By Jonathan Batkin, 2008
336 pages; 151 illustrations; appendix with information on more than 200 silversmiths who worked in curio shops before World War II.
Starting with the arrival of the railroad in 1880, Pueblo and Navajo artisans collaborated with non-Indian dealers to invent artifacts that had no purpose but to satisfy the demand for Indian goods. From its inception, the curio trade comprised cottage industries, retail spaces, and a vast mail-order trade, and objects were sold by the thousands.
Early in the 20th century businessmen in Denver invented “Indian-style” jewelry, made with the aid of machinery. In the 1920s machine-assisted jewelry production spread to Albuquerque and Santa Fe, and hundreds of young Native American men moved to the cities to work in the curio shops. Observing a jeweler at work and acquiring a piece of Indian jewelry became an integral part of the touristic experience in New Mexico.

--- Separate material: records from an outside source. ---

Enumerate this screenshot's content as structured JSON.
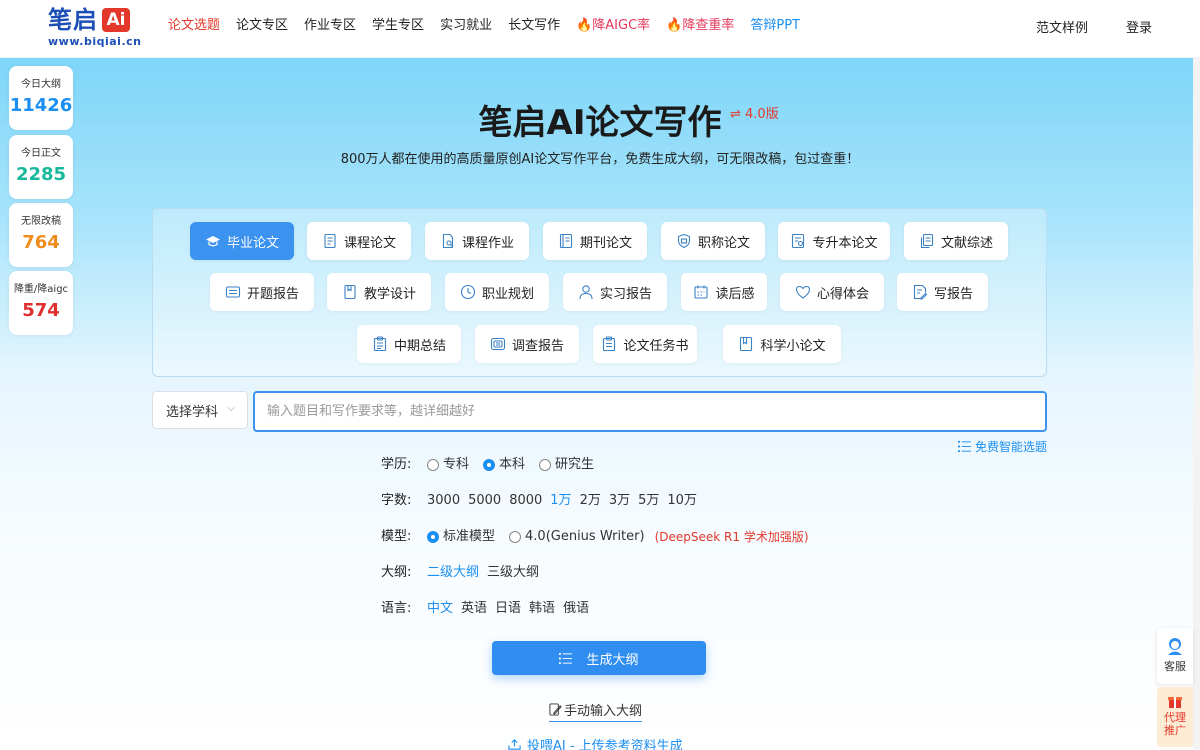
{
  "brand": {
    "name_cn": "笔启",
    "ai": "Ai",
    "url": "www.biqiai.cn"
  },
  "nav": {
    "links": [
      {
        "label": "论文选题",
        "style": "active"
      },
      {
        "label": "论文专区",
        "style": ""
      },
      {
        "label": "作业专区",
        "style": ""
      },
      {
        "label": "学生专区",
        "style": ""
      },
      {
        "label": "实习就业",
        "style": ""
      },
      {
        "label": "长文写作",
        "style": ""
      },
      {
        "label": "🔥降AIGC率",
        "style": "hot"
      },
      {
        "label": "🔥降查重率",
        "style": "hot"
      },
      {
        "label": "答辩PPT",
        "style": "blue"
      }
    ],
    "samples": "范文样例",
    "login": "登录"
  },
  "stats": [
    {
      "label": "今日大纲",
      "value": "11426",
      "color": "#1b8ff0"
    },
    {
      "label": "今日正文",
      "value": "2285",
      "color": "#17b89c"
    },
    {
      "label": "无限改稿",
      "value": "764",
      "color": "#f08c1e"
    },
    {
      "label": "降重/降aigc",
      "value": "574",
      "color": "#e02d2d"
    }
  ],
  "hero": {
    "title": "笔启AI论文写作",
    "version": "⇌ 4.0版",
    "subtitle": "800万人都在使用的高质量原创AI论文写作平台，免费生成大纲，可无限改稿，包过查重！"
  },
  "types": [
    {
      "label": "毕业论文",
      "icon": "graduation-cap-icon",
      "active": true
    },
    {
      "label": "课程论文",
      "icon": "document-icon"
    },
    {
      "label": "课程作业",
      "icon": "document-search-icon"
    },
    {
      "label": "期刊论文",
      "icon": "journal-icon"
    },
    {
      "label": "职称论文",
      "icon": "badge-icon"
    },
    {
      "label": "专升本论文",
      "icon": "document-check-icon"
    },
    {
      "label": "文献综述",
      "icon": "copy-icon"
    },
    {
      "label": "开题报告",
      "icon": "report-icon"
    },
    {
      "label": "教学设计",
      "icon": "book-icon"
    },
    {
      "label": "职业规划",
      "icon": "clock-icon"
    },
    {
      "label": "实习报告",
      "icon": "user-icon"
    },
    {
      "label": "读后感",
      "icon": "calendar-icon"
    },
    {
      "label": "心得体会",
      "icon": "heart-icon"
    },
    {
      "label": "写报告",
      "icon": "document-edit-icon"
    },
    {
      "label": "中期总结",
      "icon": "clipboard-icon"
    },
    {
      "label": "调查报告",
      "icon": "survey-icon"
    },
    {
      "label": "论文任务书",
      "icon": "task-icon"
    },
    {
      "label": "科学小论文",
      "icon": "book-open-icon"
    }
  ],
  "form": {
    "subject_select": "选择学科",
    "topic_placeholder": "输入题目和写作要求等，越详细越好",
    "smart_topic": "免费智能选题",
    "education": {
      "label": "学历:",
      "options": [
        "专科",
        "本科",
        "研究生"
      ],
      "selected": "本科"
    },
    "word_count": {
      "label": "字数:",
      "options": [
        "3000",
        "5000",
        "8000",
        "1万",
        "2万",
        "3万",
        "5万",
        "10万"
      ],
      "selected": "1万"
    },
    "model": {
      "label": "模型:",
      "options": [
        "标准模型",
        "4.0(Genius Writer)"
      ],
      "selected": "标准模型",
      "note": "(DeepSeek R1 学术加强版)"
    },
    "outline": {
      "label": "大纲:",
      "options": [
        "二级大纲",
        "三级大纲"
      ],
      "selected": "二级大纲"
    },
    "language": {
      "label": "语言:",
      "options": [
        "中文",
        "英语",
        "日语",
        "韩语",
        "俄语"
      ],
      "selected": "中文"
    },
    "generate": "生成大纲",
    "manual": "手动输入大纲",
    "upload": "投喂AI - 上传参考资料生成"
  },
  "float": {
    "cs": "客服",
    "agent_line1": "代理",
    "agent_line2": "推广"
  }
}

Production methods in the curio shops threatened native traditions and economies, affected the teaching of silversmithing in the Indian schools, and led to federal scrutiny of and control over shop-made jewelry. On the other hand, many young men who learned silversmithing in curio shops had successful and celebrated careers as jewelers following World War II.
The rich, complex, and controversial story of the curio trade in New Mexico is told here for the first time. It is not only a story about artifacts, but of personalities, innovations, perseverance, and ultimately the survival of traditions.